Ohmygosh, you guys. Tomorrow is DECEMBER. How did 2015 go by so quickly?!
I hope all of my American readers had a nice Thanksgiving, mine started with the 5 mile Turkey Trot in downtown Cleveland. This was my second time running it, the last time was in 2013. They added a 5K option this year which was really nice but I needed to do 5 miles this week for my 10K training but if they have the 5K next year I’ll probably opt for that.
This was….not my best race. I’m not even talking in terms of speed — I finished in 1:25:58 which is a 17:12 average and not too bad considering I had to walk far more than I planned: Wednesday night I was having some weird stomach issues that were still present Thursday morning. I did my RWR intervals for the first two and last mile, but I pretty much walked all of miles 3 and 4 because my stomach just felt all kinds of icky.
Now, I’ve run lots and lots of races run by the Hermes organization and have always usually had a decent time but man this was not their best showing.
So, as a slow runner I fully understand and support the fact that races need to open roads. Especially in a big downtown city like Cleveland on a holiday like Thanksgiving where lots of people are traveling and coming and going and such. In this case, the website said that the course would be open until 11:30 am. The race was scheduled to start at 9:30 am so for a five mile race that gives you 2 hours which is a fairly decent amount of time, as in you could pretty much walk the entire thing and still finish in time.
Except, see, that only works if the race actually starts when it’s supposed to. Instead, this race started 15 minutes late, at 9:45 am. Then because I a) follow the rules of racing and as a slow runner keep myself in the very back and b) because there were, like, 3000 people in attendance, it took me ten minutes to get to the start line. So right there, I lost 30 minutes that I otherwise could have used.
Then, while they said the course would be open until 11:30, what they meant was “If you take that long, there will only be one single, lonely race employee waiting at the finish line.” By the time I crossed the finish line at 11:20 am, it was a ghost town.

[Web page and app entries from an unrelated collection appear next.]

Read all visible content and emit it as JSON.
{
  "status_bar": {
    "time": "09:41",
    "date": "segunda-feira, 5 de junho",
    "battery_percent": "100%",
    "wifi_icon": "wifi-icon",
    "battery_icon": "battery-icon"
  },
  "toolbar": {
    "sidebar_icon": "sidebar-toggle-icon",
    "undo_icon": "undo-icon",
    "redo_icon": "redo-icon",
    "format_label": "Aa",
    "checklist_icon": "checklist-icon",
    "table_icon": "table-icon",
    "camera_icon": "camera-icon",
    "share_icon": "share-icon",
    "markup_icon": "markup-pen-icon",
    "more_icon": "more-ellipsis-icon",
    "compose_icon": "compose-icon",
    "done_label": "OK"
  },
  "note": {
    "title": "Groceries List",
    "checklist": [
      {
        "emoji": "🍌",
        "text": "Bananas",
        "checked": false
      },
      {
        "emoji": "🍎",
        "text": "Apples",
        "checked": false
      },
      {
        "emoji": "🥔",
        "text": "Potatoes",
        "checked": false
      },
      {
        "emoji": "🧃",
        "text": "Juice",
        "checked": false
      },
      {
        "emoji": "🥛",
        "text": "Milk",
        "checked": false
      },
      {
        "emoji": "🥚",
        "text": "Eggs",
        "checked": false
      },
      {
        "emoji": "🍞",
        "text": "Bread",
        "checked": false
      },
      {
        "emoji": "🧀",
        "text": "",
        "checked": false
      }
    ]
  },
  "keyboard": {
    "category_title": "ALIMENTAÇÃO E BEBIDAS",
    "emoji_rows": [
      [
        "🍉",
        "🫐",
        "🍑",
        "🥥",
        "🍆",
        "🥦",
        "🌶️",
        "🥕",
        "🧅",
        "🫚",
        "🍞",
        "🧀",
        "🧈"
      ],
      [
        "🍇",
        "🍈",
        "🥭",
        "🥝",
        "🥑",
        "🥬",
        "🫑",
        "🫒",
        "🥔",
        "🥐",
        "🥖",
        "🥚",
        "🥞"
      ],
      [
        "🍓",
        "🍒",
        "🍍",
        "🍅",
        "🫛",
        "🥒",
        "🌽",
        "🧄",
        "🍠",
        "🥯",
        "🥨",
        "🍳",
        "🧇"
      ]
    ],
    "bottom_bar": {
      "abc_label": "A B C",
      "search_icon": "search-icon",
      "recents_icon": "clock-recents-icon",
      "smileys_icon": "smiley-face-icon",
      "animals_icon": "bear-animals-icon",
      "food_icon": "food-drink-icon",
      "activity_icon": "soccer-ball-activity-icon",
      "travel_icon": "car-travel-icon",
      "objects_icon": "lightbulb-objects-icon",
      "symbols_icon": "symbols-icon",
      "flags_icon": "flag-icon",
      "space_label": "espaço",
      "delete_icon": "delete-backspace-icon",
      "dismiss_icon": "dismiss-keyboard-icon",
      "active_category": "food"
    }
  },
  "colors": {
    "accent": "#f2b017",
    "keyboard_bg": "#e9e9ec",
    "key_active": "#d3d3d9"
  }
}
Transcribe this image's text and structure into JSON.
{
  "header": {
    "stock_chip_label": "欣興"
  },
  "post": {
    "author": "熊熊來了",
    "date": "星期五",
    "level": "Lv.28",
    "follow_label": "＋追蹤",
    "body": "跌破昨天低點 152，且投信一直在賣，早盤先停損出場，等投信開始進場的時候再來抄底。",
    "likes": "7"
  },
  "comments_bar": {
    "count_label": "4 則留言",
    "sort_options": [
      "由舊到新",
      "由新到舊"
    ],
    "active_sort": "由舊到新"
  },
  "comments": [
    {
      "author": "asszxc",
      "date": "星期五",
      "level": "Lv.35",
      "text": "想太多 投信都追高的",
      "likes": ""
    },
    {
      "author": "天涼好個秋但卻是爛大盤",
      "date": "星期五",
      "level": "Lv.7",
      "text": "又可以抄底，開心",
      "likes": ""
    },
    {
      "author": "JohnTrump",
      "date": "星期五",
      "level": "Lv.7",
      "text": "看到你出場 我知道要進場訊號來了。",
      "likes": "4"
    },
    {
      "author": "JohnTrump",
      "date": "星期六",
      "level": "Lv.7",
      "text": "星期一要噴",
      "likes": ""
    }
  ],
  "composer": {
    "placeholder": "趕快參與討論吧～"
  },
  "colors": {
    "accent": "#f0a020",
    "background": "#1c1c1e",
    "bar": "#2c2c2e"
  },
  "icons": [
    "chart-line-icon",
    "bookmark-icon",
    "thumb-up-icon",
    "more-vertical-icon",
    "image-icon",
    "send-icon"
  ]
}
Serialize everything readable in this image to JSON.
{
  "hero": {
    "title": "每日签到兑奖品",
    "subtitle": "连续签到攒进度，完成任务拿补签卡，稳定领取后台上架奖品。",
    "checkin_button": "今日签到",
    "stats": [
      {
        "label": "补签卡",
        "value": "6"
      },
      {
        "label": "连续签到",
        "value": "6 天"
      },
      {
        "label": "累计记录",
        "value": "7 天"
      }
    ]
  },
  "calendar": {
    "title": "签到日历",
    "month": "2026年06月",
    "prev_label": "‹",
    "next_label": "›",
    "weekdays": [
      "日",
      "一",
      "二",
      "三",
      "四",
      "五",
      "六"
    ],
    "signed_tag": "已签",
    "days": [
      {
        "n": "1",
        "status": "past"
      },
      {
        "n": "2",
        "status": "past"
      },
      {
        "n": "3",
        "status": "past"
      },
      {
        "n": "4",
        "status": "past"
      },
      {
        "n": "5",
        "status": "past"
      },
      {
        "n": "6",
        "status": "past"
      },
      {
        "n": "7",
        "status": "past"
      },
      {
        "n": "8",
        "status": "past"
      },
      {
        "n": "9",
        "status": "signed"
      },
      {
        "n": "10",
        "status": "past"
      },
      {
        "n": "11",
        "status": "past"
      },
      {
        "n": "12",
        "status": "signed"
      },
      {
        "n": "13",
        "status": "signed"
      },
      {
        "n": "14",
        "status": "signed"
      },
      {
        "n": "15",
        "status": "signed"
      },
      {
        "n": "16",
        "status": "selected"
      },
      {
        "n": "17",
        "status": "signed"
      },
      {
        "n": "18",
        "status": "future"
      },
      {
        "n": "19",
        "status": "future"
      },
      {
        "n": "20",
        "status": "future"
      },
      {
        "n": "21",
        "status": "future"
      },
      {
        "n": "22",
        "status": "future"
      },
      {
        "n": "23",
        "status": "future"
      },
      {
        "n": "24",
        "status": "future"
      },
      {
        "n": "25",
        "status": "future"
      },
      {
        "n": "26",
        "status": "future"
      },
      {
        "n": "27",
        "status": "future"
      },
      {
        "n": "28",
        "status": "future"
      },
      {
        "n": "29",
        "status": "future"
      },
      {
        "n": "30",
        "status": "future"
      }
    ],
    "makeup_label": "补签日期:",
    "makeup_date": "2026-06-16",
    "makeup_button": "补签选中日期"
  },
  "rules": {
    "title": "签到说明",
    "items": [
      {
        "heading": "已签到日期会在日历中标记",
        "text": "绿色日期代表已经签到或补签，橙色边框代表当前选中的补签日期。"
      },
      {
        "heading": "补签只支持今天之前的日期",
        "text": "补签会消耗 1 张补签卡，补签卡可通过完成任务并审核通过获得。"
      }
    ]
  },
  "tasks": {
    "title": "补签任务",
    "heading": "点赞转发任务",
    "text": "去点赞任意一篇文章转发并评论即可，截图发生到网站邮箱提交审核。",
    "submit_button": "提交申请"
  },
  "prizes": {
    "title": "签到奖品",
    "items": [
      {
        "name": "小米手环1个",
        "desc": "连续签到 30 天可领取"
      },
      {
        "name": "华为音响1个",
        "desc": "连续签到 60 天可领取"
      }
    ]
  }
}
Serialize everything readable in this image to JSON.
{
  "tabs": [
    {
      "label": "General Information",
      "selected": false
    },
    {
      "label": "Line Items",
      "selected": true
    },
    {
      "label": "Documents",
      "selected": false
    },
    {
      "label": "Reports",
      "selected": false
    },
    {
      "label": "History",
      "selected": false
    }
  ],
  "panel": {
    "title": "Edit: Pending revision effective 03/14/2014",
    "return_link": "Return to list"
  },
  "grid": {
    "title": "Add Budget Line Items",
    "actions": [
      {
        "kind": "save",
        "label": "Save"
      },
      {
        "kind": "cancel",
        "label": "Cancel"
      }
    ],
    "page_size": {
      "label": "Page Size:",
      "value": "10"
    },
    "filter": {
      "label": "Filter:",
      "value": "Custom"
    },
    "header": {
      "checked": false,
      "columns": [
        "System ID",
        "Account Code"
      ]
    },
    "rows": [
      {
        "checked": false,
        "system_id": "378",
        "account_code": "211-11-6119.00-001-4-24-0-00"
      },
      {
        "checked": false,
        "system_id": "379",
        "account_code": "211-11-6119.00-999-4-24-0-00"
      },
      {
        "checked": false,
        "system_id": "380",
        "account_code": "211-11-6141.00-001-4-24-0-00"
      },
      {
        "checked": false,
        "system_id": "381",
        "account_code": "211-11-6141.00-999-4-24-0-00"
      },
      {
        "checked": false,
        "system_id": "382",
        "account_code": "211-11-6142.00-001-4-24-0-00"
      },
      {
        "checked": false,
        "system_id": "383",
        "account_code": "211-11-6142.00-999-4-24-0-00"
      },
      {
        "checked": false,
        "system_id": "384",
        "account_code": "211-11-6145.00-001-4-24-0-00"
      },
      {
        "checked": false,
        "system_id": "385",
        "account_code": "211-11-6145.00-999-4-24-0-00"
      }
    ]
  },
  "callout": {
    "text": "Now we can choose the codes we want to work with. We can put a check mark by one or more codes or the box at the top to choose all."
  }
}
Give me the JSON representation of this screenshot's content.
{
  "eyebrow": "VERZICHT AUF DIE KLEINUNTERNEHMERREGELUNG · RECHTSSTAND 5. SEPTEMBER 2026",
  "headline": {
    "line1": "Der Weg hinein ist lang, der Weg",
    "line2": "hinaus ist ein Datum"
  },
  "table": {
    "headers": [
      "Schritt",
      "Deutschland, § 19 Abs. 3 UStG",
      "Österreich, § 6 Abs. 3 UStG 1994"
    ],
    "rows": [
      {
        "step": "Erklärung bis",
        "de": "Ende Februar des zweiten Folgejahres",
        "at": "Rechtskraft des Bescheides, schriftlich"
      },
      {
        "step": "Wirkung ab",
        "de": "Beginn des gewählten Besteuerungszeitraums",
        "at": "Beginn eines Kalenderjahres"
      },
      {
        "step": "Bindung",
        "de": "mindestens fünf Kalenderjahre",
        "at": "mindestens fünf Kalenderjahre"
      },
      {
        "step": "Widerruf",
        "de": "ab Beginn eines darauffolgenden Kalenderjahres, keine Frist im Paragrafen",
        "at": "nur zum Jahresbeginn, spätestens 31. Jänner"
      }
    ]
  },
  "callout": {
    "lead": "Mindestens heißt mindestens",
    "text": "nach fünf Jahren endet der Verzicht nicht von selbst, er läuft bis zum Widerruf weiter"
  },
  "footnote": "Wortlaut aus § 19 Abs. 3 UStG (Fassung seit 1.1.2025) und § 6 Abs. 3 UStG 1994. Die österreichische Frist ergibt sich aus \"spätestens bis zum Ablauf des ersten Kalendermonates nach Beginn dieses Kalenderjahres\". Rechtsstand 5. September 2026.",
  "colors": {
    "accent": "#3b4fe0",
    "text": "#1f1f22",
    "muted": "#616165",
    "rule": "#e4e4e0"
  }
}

No finisher’s food, all the stands and stalls had packed up and left. Not only that, there was nobody to direct us that final half mile — no markers, no escorts. Those of us still finishing — and trust me, there was a group of about 15 of us — had absolutely no idea where we were supposed to turn to get to the finish. We had to ask other runners who had already finished to figure out where the route was supposed to go.
Like I said, I totally understand a race needing to open roads by a certain period of time. But if you’re going to hold runners to any sort of course time limit then you need to make sure that the race starts on time, because when a race starts late, the only people being punished are the slow runners who need that additional time. Because of the late start and the time it took to get up to the start, before I’d even begun, I’d essentially lost 2 miles that I otherwise could have completed within the time frame.
Saturday is the Christmas Story 10K, the race I’ve been training for over the past two months and after that I will have officially completed my goal of doing one race per month for all of 2015!
Love from the ashes,